● **EXERCISE PROMPT**: When you copy the entries, omit the images and keep every word as it is.

● **RECORDS SHOWN**:
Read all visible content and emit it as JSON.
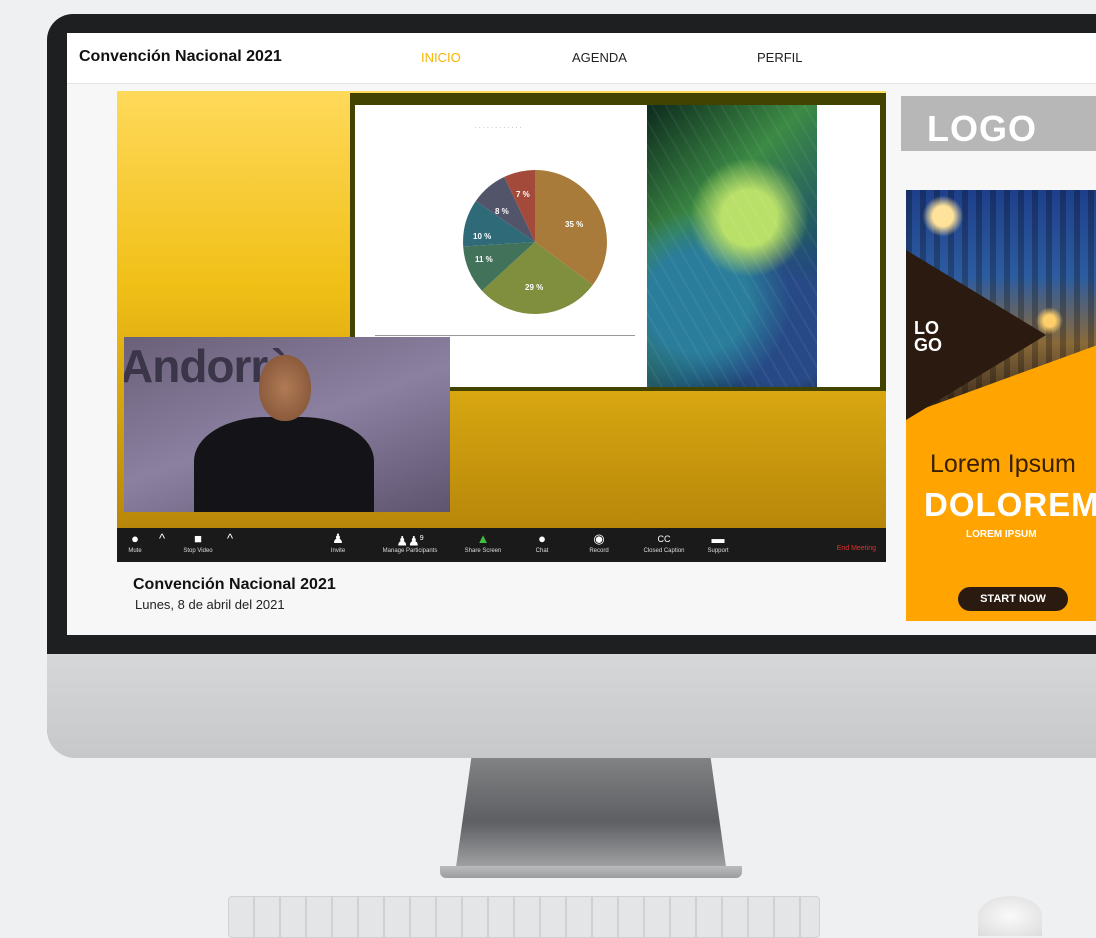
{
  "header": {
    "site_title": "Convención Nacional 2021",
    "nav": {
      "inicio": "INICIO",
      "agenda": "AGENDA",
      "perfil": "PERFIL"
    }
  },
  "slide": {
    "pie_labels": [
      "35 %",
      "29 %",
      "11 %",
      "10 %",
      "8 %",
      "7 %"
    ]
  },
  "toolbar": {
    "mute": "Mute",
    "stop_video": "Stop Video",
    "invite": "Invite",
    "manage_participants": "Manage Participants",
    "participant_count": "9",
    "share_screen": "Share Screen",
    "chat": "Chat",
    "record": "Record",
    "closed_caption": "Closed Caption",
    "support": "Support",
    "end_meeting": "End Meeting"
  },
  "event": {
    "title": "Convención Nacional 2021",
    "date": "Lunes, 8 de abril del 2021"
  },
  "sidebar": {
    "logo": "LOGO",
    "ad": {
      "logo_line1": "LO",
      "logo_line2": "GO",
      "lorem": "Lorem Ipsum",
      "dolorem": "DOLOREM",
      "small": "LOREM IPSUM",
      "button": "START NOW"
    }
  },
  "colors": {
    "accent": "#f5b500",
    "ad_orange": "#ffa400",
    "end_meeting": "#e0302a"
  }
}
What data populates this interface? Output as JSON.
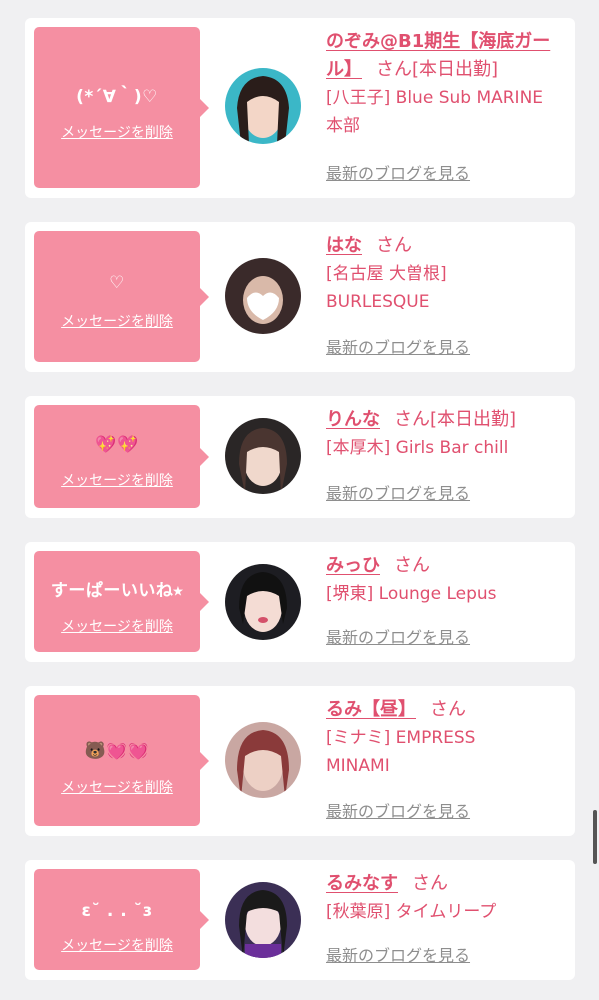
{
  "delete_label": "メッセージを削除",
  "blog_label": "最新のブログを見る",
  "san": "さん",
  "colors": {
    "accent": "#e0506f",
    "bubble": "#f58fa2",
    "link_gray": "#8e8e8e"
  },
  "cards": [
    {
      "message": "(*´∀｀)♡",
      "name": "のぞみ@B1期生【海底ガール】",
      "status": "[本日出勤]",
      "shop": "[八王子] Blue Sub MARINE 本部"
    },
    {
      "message": "♡",
      "name": "はな",
      "status": "",
      "shop": "[名古屋 大曽根] BURLESQUE"
    },
    {
      "message": "💖💖",
      "name": "りんな",
      "status": "[本日出勤]",
      "shop": "[本厚木] Girls Bar chill"
    },
    {
      "message": "すーぱーいいね⭑",
      "name": "みっひ",
      "status": "",
      "shop": "[堺東] Lounge Lepus"
    },
    {
      "message": "🐻💓💓",
      "name": "るみ【昼】",
      "status": "",
      "shop": "[ミナミ] EMPRESS MINAMI"
    },
    {
      "message": "ɛ˘ . . ˘ɜ",
      "name": "るみなす",
      "status": "",
      "shop": "[秋葉原] タイムリープ"
    }
  ]
}
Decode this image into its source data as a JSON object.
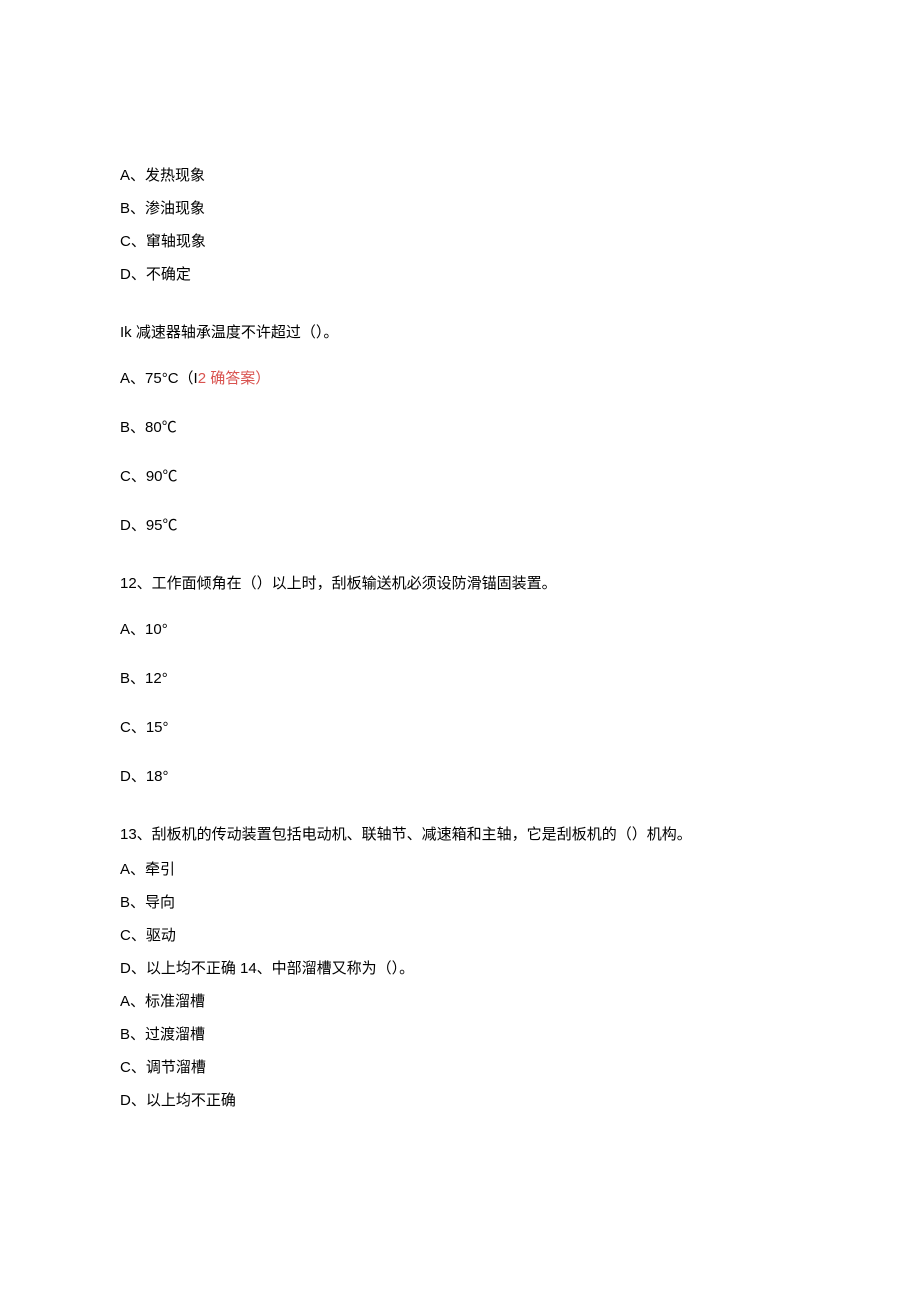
{
  "q10_options": {
    "a": "A、发热现象",
    "b": "B、渗油现象",
    "c": "C、窜轴现象",
    "d": "D、不确定"
  },
  "q11": {
    "stem": "Ik 减速器轴承温度不许超过（）。",
    "a_prefix": "A、75°C（I",
    "a_correct": "2 确答案）",
    "b": "B、80℃",
    "c": "C、90℃",
    "d": "D、95℃"
  },
  "q12": {
    "stem": "12、工作面倾角在（）以上时，刮板输送机必须设防滑锚固装置。",
    "a": "A、10°",
    "b": "B、12°",
    "c": "C、15°",
    "d": "D、18°"
  },
  "q13": {
    "stem": "13、刮板机的传动装置包括电动机、联轴节、减速箱和主轴，它是刮板机的（）机构。",
    "a": "A、牵引",
    "b": "B、导向",
    "c": "C、驱动",
    "d_and_q14": "D、以上均不正确 14、中部溜槽又称为（）。"
  },
  "q14": {
    "a": "A、标准溜槽",
    "b": "B、过渡溜槽",
    "c": "C、调节溜槽",
    "d": "D、以上均不正确"
  }
}
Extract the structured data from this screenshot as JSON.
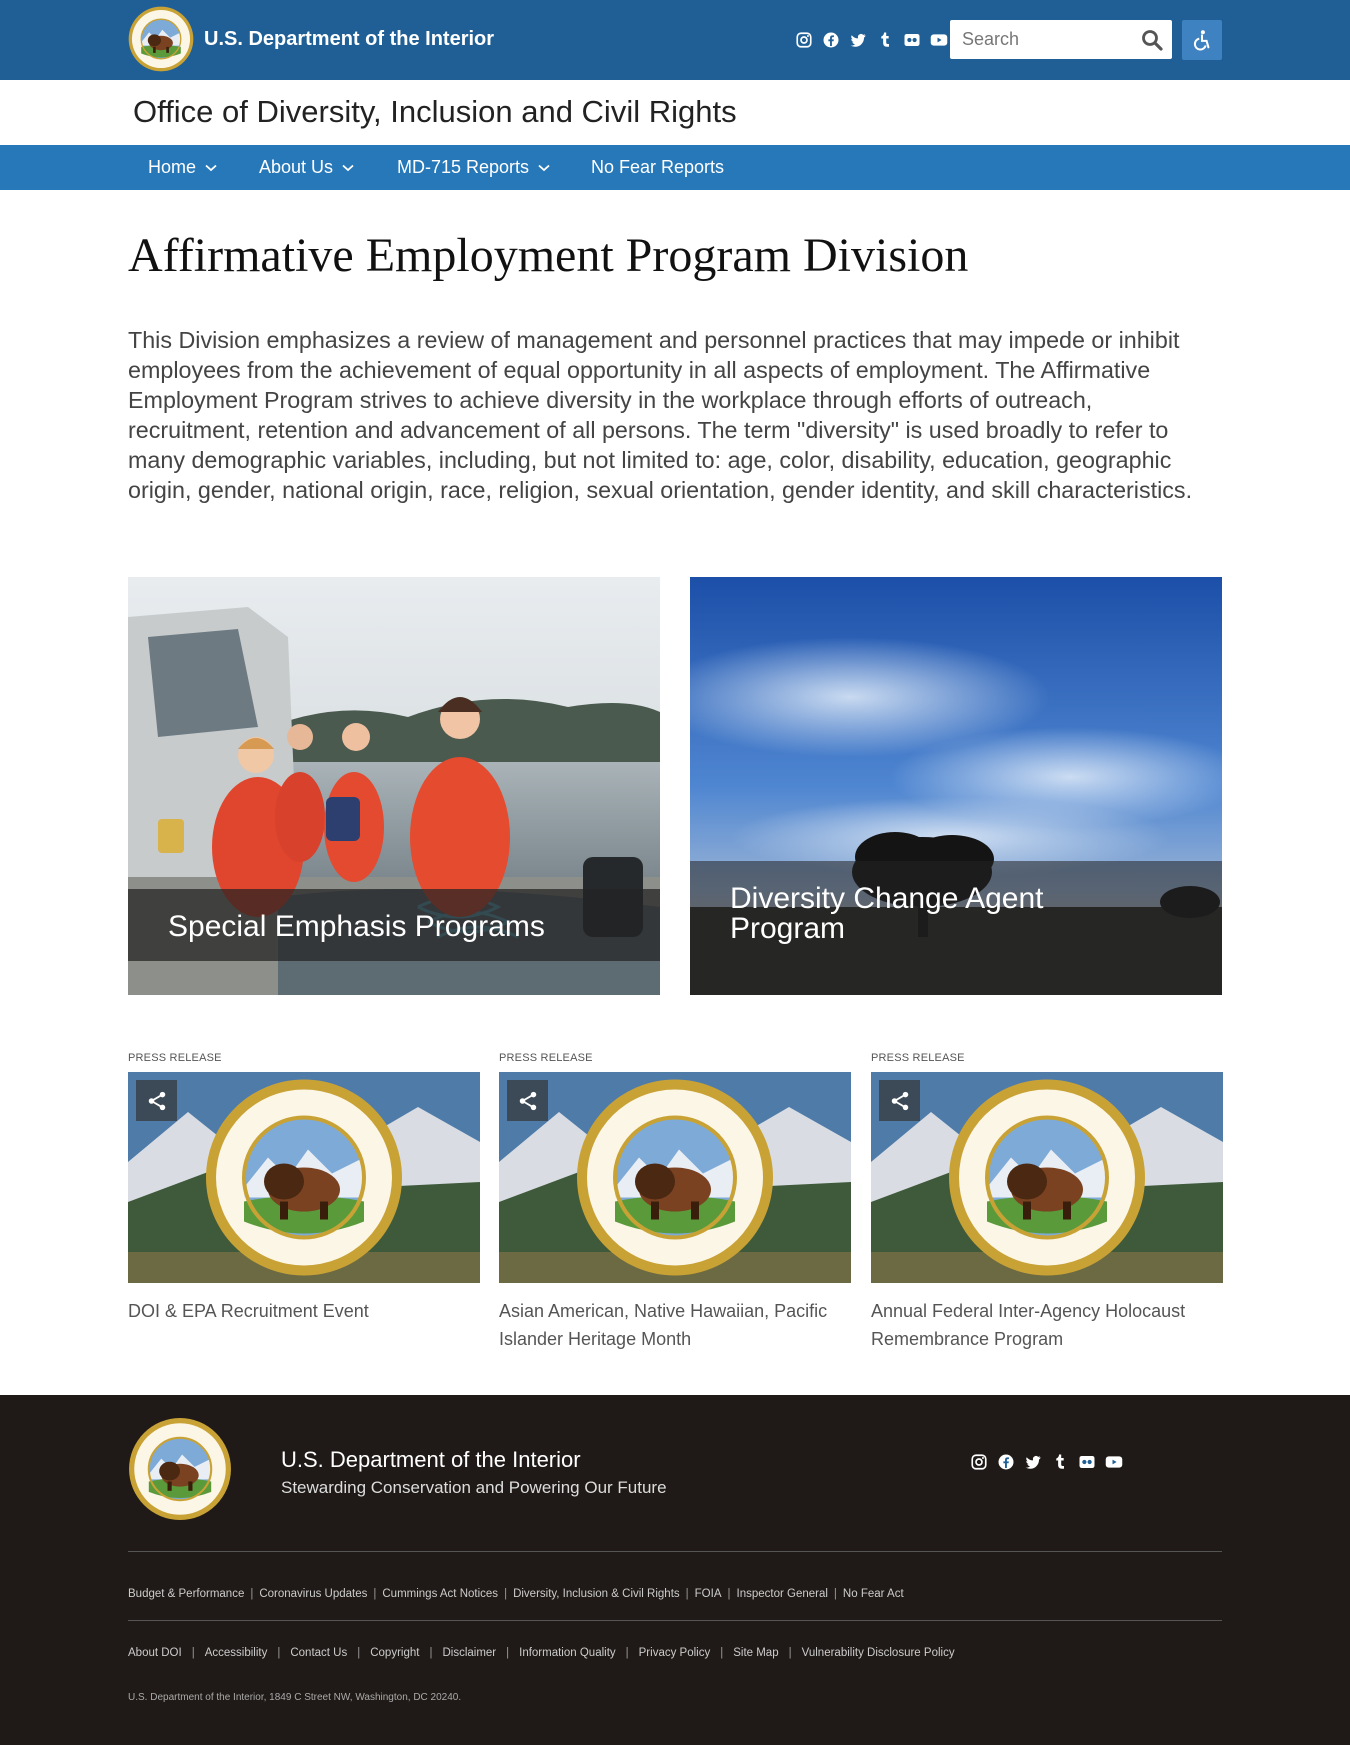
{
  "header": {
    "brand_name": "U.S. Department of the Interior",
    "search_placeholder": "Search",
    "office_title": "Office of Diversity, Inclusion and Civil Rights",
    "social_icons": [
      "instagram-icon",
      "facebook-icon",
      "twitter-icon",
      "tumblr-icon",
      "flickr-icon",
      "youtube-icon"
    ]
  },
  "nav": {
    "items": [
      {
        "label": "Home",
        "has_dropdown": true
      },
      {
        "label": "About Us",
        "has_dropdown": true
      },
      {
        "label": "MD-715 Reports",
        "has_dropdown": true
      },
      {
        "label": "No Fear Reports",
        "has_dropdown": false
      }
    ]
  },
  "main": {
    "title": "Affirmative Employment Program Division",
    "intro": "This Division emphasizes a review of management and personnel practices that may impede or inhibit employees from the achievement of equal opportunity in all aspects of employment. The Affirmative Employment Program strives to achieve diversity in the workplace through efforts of outreach, recruitment, retention and advancement of all persons. The term \"diversity\" is used broadly to refer to many demographic variables, including, but not limited to: age, color, disability, education, geographic origin, gender, national origin, race, religion, sexual orientation, gender identity, and skill characteristics.",
    "features": [
      {
        "title": "Special Emphasis Programs"
      },
      {
        "title": "Diversity Change Agent Program"
      }
    ],
    "cards": [
      {
        "kicker": "PRESS RELEASE",
        "title": "DOI & EPA Recruitment Event"
      },
      {
        "kicker": "PRESS RELEASE",
        "title": "Asian American, Native Hawaiian, Pacific Islander Heritage Month"
      },
      {
        "kicker": "PRESS RELEASE",
        "title": "Annual Federal Inter-Agency Holocaust Remembrance Program"
      }
    ]
  },
  "footer": {
    "name": "U.S. Department of the Interior",
    "tagline": "Stewarding Conservation and Powering Our Future",
    "links_primary": [
      "Budget & Performance",
      "Coronavirus Updates",
      "Cummings Act Notices",
      "Diversity, Inclusion & Civil Rights",
      "FOIA",
      "Inspector General",
      "No Fear Act"
    ],
    "links_secondary": [
      "About DOI",
      "Accessibility",
      "Contact Us",
      "Copyright",
      "Disclaimer",
      "Information Quality",
      "Privacy Policy",
      "Site Map",
      "Vulnerability Disclosure Policy"
    ],
    "address": "U.S. Department of the Interior, 1849 C Street NW, Washington, DC 20240."
  },
  "colors": {
    "header_blue": "#1f5f95",
    "nav_blue": "#2778b9",
    "footer_dark": "#1f1a17"
  }
}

● **ANSWER BELOW**:
Read all visible content and emit it as JSON.
{
  "header": {
    "site_title": "Convención Nacional 2021",
    "nav": {
      "inicio": "INICIO",
      "agenda": "AGENDA",
      "perfil": "PERFIL"
    }
  },
  "slide": {
    "pie_labels": [
      "35 %",
      "29 %",
      "11 %",
      "10 %",
      "8 %",
      "7 %"
    ]
  },
  "toolbar": {
    "mute": "Mute",
    "stop_video": "Stop Video",
    "invite": "Invite",
    "manage_participants": "Manage Participants",
    "participant_count": "9",
    "share_screen": "Share Screen",
    "chat": "Chat",
    "record": "Record",
    "closed_caption": "Closed Caption",
    "support": "Support",
    "end_meeting": "End Meeting"
  },
  "event": {
    "title": "Convención Nacional 2021",
    "date": "Lunes, 8 de abril del 2021"
  },
  "sidebar": {
    "logo": "LOGO",
    "ad": {
      "logo_line1": "LO",
      "logo_line2": "GO",
      "lorem": "Lorem Ipsum",
      "dolorem": "DOLOREM",
      "small": "LOREM IPSUM",
      "button": "START NOW"
    }
  },
  "colors": {
    "accent": "#f5b500",
    "ad_orange": "#ffa400",
    "end_meeting": "#e0302a"
  }
}
What data populates this interface? Output as JSON.
{
  "delete_label": "メッセージを削除",
  "blog_label": "最新のブログを見る",
  "san": "さん",
  "colors": {
    "accent": "#e0506f",
    "bubble": "#f58fa2",
    "link_gray": "#8e8e8e"
  },
  "cards": [
    {
      "message": "(*´∀｀)♡",
      "name": "のぞみ@B1期生【海底ガール】",
      "status": "[本日出勤]",
      "shop": "[八王子] Blue Sub MARINE 本部"
    },
    {
      "message": "♡",
      "name": "はな",
      "status": "",
      "shop": "[名古屋 大曽根] BURLESQUE"
    },
    {
      "message": "💖💖",
      "name": "りんな",
      "status": "[本日出勤]",
      "shop": "[本厚木] Girls Bar chill"
    },
    {
      "message": "すーぱーいいね⭑",
      "name": "みっひ",
      "status": "",
      "shop": "[堺東] Lounge Lepus"
    },
    {
      "message": "🐻💓💓",
      "name": "るみ【昼】",
      "status": "",
      "shop": "[ミナミ] EMPRESS MINAMI"
    },
    {
      "message": "ɛ˘ . . ˘ɜ",
      "name": "るみなす",
      "status": "",
      "shop": "[秋葉原] タイムリープ"
    }
  ]
}
Decode this image into its source data as a JSON object.
{
  "q10_options": {
    "a": "A、发热现象",
    "b": "B、渗油现象",
    "c": "C、窜轴现象",
    "d": "D、不确定"
  },
  "q11": {
    "stem": "Ik 减速器轴承温度不许超过（）。",
    "a_prefix": "A、75°C（I",
    "a_correct": "2 确答案）",
    "b": "B、80℃",
    "c": "C、90℃",
    "d": "D、95℃"
  },
  "q12": {
    "stem": "12、工作面倾角在（）以上时，刮板输送机必须设防滑锚固装置。",
    "a": "A、10°",
    "b": "B、12°",
    "c": "C、15°",
    "d": "D、18°"
  },
  "q13": {
    "stem": "13、刮板机的传动装置包括电动机、联轴节、减速箱和主轴，它是刮板机的（）机构。",
    "a": "A、牵引",
    "b": "B、导向",
    "c": "C、驱动",
    "d_and_q14": "D、以上均不正确 14、中部溜槽又称为（）。"
  },
  "q14": {
    "a": "A、标准溜槽",
    "b": "B、过渡溜槽",
    "c": "C、调节溜槽",
    "d": "D、以上均不正确"
  }
}
Extract the structured data from this screenshot as JSON.
{
  "header": {
    "brand_name": "U.S. Department of the Interior",
    "search_placeholder": "Search",
    "office_title": "Office of Diversity, Inclusion and Civil Rights",
    "social_icons": [
      "instagram-icon",
      "facebook-icon",
      "twitter-icon",
      "tumblr-icon",
      "flickr-icon",
      "youtube-icon"
    ]
  },
  "nav": {
    "items": [
      {
        "label": "Home",
        "has_dropdown": true
      },
      {
        "label": "About Us",
        "has_dropdown": true
      },
      {
        "label": "MD-715 Reports",
        "has_dropdown": true
      },
      {
        "label": "No Fear Reports",
        "has_dropdown": false
      }
    ]
  },
  "main": {
    "title": "Affirmative Employment Program Division",
    "intro": "This Division emphasizes a review of management and personnel practices that may impede or inhibit employees from the achievement of equal opportunity in all aspects of employment. The Affirmative Employment Program strives to achieve diversity in the workplace through efforts of outreach, recruitment, retention and advancement of all persons. The term \"diversity\" is used broadly to refer to many demographic variables, including, but not limited to: age, color, disability, education, geographic origin, gender, national origin, race, religion, sexual orientation, gender identity, and skill characteristics.",
    "features": [
      {
        "title": "Special Emphasis Programs"
      },
      {
        "title": "Diversity Change Agent Program"
      }
    ],
    "cards": [
      {
        "kicker": "PRESS RELEASE",
        "title": "DOI & EPA Recruitment Event"
      },
      {
        "kicker": "PRESS RELEASE",
        "title": "Asian American, Native Hawaiian, Pacific Islander Heritage Month"
      },
      {
        "kicker": "PRESS RELEASE",
        "title": "Annual Federal Inter-Agency Holocaust Remembrance Program"
      }
    ]
  },
  "footer": {
    "name": "U.S. Department of the Interior",
    "tagline": "Stewarding Conservation and Powering Our Future",
    "links_primary": [
      "Budget & Performance",
      "Coronavirus Updates",
      "Cummings Act Notices",
      "Diversity, Inclusion & Civil Rights",
      "FOIA",
      "Inspector General",
      "No Fear Act"
    ],
    "links_secondary": [
      "About DOI",
      "Accessibility",
      "Contact Us",
      "Copyright",
      "Disclaimer",
      "Information Quality",
      "Privacy Policy",
      "Site Map",
      "Vulnerability Disclosure Policy"
    ],
    "address": "U.S. Department of the Interior, 1849 C Street NW, Washington, DC 20240."
  },
  "colors": {
    "header_blue": "#1f5f95",
    "nav_blue": "#2778b9",
    "footer_dark": "#1f1a17"
  }
}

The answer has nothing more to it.